Anthony Dean-Harris
Editor-in-Chief
anthony.deanharris@nextbop.com / @i_ADH

You need a little more skronk in your life. The mind-boggling free jazz trio The Thing (Mats Gustafsson on saxophones, Ingebrigt Håker Flaten on bass, and Paal Nilssen-Love on drums) have just released a new EP, Viking, that provides just that. The two-song EP is mastered by Bob Weston who remixed "Viking" for this EP. These compositions are just compact enough for the vibe everything to weave together in just enough time before petering out on Weston's "Viking" remix, while "Bruremarsj" is a surprisingly chill song for this group.
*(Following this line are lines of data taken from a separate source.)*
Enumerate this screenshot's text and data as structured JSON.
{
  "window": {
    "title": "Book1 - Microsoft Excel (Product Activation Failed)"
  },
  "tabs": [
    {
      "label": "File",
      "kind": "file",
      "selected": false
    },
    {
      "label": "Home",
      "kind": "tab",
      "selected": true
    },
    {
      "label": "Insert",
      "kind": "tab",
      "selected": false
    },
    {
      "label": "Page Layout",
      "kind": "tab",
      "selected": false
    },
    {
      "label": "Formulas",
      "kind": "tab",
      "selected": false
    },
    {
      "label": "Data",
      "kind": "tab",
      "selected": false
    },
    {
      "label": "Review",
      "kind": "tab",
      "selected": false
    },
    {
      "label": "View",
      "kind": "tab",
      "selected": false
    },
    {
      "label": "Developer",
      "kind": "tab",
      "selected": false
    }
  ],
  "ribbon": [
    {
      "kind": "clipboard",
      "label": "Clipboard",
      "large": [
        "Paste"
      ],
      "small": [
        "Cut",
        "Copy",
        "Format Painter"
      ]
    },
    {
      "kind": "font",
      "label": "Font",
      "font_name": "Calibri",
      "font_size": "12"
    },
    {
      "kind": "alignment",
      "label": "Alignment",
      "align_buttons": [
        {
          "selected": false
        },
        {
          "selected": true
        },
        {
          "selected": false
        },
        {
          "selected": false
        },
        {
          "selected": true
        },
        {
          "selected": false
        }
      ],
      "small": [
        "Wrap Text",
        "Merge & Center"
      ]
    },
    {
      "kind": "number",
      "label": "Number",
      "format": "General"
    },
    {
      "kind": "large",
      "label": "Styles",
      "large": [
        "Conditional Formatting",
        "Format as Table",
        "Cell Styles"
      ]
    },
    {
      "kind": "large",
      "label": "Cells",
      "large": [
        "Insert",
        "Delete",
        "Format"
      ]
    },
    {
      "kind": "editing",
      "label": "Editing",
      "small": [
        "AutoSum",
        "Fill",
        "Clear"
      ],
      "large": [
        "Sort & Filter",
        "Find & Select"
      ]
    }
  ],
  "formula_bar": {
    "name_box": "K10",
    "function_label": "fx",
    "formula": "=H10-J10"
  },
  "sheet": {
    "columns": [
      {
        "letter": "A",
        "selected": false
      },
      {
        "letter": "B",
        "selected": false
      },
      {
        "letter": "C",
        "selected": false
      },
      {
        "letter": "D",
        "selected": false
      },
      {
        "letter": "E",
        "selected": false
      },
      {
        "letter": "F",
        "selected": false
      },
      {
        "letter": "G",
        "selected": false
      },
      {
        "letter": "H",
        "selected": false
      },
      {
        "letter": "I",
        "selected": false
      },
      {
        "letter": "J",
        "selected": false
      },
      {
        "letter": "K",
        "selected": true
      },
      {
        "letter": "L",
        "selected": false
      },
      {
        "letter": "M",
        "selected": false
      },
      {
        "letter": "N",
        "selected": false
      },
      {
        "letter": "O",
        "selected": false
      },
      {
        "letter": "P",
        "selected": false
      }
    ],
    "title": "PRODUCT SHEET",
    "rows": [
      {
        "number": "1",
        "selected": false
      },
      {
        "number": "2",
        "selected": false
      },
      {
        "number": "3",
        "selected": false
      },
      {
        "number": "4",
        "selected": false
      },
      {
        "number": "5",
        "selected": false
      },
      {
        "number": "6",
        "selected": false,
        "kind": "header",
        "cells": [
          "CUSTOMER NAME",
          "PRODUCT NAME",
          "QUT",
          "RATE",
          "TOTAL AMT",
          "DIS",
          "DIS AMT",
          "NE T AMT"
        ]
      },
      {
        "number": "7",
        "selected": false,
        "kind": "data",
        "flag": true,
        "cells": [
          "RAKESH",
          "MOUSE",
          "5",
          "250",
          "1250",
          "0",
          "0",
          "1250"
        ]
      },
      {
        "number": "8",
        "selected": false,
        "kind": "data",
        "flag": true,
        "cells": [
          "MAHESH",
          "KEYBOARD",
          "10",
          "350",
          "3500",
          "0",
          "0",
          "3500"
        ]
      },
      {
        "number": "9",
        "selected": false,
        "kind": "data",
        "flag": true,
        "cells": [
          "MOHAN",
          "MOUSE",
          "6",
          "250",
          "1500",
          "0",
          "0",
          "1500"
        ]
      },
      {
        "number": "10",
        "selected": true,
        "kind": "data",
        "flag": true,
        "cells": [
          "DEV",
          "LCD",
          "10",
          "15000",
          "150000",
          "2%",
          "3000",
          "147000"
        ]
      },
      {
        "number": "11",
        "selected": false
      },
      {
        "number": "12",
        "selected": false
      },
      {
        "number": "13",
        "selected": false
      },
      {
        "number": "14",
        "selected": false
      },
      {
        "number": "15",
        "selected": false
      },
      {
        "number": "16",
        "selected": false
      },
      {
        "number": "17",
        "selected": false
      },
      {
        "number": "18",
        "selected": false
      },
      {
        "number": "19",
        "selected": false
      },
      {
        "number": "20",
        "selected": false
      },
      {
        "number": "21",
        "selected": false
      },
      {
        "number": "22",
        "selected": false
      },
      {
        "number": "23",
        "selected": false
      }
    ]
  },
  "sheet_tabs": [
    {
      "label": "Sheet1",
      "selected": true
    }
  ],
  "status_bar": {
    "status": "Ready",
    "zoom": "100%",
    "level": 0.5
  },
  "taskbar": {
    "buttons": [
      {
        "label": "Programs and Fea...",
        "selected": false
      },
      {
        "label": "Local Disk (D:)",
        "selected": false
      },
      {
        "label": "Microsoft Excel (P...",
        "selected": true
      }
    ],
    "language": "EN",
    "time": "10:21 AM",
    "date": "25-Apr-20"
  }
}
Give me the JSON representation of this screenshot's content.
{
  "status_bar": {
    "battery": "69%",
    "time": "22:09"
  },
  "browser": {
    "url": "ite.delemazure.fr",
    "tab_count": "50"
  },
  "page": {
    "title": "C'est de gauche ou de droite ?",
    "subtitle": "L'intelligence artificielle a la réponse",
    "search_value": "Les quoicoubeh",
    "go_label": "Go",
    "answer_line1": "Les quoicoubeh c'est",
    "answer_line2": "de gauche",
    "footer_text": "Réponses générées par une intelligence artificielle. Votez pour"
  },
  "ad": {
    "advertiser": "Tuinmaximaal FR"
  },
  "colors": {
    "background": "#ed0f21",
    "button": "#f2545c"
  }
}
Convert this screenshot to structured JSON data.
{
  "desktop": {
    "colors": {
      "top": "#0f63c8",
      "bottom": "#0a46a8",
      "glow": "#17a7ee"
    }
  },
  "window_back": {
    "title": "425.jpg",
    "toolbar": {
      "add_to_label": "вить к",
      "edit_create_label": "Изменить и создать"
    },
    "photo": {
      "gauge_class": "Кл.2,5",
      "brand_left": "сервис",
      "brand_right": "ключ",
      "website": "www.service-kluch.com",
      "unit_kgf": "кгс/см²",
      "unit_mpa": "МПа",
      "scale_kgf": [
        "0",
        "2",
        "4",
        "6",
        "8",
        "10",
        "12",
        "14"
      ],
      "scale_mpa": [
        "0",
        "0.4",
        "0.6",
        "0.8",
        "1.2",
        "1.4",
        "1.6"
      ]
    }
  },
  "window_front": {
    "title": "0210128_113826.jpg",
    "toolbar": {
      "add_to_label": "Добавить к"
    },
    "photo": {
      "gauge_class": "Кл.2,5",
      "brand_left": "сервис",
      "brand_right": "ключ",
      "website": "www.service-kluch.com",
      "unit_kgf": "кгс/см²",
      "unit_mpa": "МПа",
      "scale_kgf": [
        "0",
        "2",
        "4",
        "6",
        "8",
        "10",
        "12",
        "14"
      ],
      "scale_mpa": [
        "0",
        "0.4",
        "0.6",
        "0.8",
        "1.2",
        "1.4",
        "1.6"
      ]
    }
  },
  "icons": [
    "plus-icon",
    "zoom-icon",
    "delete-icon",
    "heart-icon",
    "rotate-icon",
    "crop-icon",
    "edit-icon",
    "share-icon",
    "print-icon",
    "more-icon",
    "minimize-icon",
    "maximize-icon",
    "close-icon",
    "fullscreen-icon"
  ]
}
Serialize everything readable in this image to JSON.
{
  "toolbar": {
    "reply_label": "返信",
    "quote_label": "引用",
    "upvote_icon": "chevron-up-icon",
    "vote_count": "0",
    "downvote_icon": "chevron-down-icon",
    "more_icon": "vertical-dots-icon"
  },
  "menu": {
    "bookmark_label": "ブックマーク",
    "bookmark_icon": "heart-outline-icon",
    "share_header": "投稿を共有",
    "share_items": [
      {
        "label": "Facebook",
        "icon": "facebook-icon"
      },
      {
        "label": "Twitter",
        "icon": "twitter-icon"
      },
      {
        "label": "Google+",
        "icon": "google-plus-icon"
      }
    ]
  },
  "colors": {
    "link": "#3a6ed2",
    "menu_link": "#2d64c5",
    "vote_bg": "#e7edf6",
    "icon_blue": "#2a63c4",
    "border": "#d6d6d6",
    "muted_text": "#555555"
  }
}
Check out the EP from The Thing's Bandcamp after the jump.